- The Morning News (Savannah, Ga.), offered a contemporary, condescending observation of Laurel Grove South Cemetery: “A MORNING NEWS reporter paid a visit to Laurel Grove colored cemetery yesterday and read epitaph and inscription, some quaint, some illiterate almost to unintelligibility, but all, from the humblest headboard to the costly marble, concurred in love and affection for their dead.” The Morning Post, May 14, 1888.
- The Atlanta Journal Constitution, September 27, 1894.
- Rev. Mark Baisden (1779-1882), African American, is buried in Gould Cemetery, Harris Neck, McIntosh County, Georgia. Source: FindaGrave ( https://www.findagrave.com/memorial/99285455/mark-baisden)
- According to his enlistment record, Pvt. John Judge was born about 1825, Liberty County, Georgia. On November 1, 1862, he enlisted at the age of thirty-seven at St. Simon’s Island, Glynn County, Georgia, for a term of three years. He mustered in on January 31 1863, at Beaufort, South Carolina. He mustered out on January 31, 1866, at Charleston, South Carolina. He may be the John Judge who passed away on October 31, 1899, Savannah, Georgia, and may be interred in Laurel Grove South Cemetery, Savannah Georgia.
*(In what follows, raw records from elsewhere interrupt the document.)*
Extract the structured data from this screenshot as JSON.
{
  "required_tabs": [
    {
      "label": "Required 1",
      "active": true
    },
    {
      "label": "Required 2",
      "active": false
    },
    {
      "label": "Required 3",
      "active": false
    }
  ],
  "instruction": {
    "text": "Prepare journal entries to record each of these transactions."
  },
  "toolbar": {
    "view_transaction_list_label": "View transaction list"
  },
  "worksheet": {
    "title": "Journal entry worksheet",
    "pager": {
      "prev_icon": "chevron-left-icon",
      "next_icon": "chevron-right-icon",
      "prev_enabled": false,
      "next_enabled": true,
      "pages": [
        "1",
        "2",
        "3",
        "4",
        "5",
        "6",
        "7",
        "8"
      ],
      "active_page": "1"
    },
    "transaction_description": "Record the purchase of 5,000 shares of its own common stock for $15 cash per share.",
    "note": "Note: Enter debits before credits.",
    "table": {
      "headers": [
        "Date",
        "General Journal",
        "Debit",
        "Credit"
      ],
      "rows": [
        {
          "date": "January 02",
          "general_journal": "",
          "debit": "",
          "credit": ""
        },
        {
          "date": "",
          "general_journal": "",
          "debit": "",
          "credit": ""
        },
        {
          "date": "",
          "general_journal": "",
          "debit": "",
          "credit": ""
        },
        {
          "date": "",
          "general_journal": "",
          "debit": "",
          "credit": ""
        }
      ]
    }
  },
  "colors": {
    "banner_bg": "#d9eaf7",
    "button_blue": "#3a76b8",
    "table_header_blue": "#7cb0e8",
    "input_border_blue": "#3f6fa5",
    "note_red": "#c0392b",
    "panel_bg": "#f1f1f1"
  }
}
- According to his enlistment record. Pvt. Joseph Green was born about 1838, Bryan County, Georgia. He enlisted at the age of twenty-four on November 1, 1862, at St. Simon’s Island, Glynn County, Georgia, under C. T. Trowbridge, for a term of three years. He mustered in on January 31, 1863, at Beaufort, South Carolina, and mustered out on January 31, 1866, Charleston, South Carolina. Pvt. Joseph Green passed away in 1911, Savannah, Georgia, and may also be interred in Laurel Grove South Cemetery, Savannah, Georgia.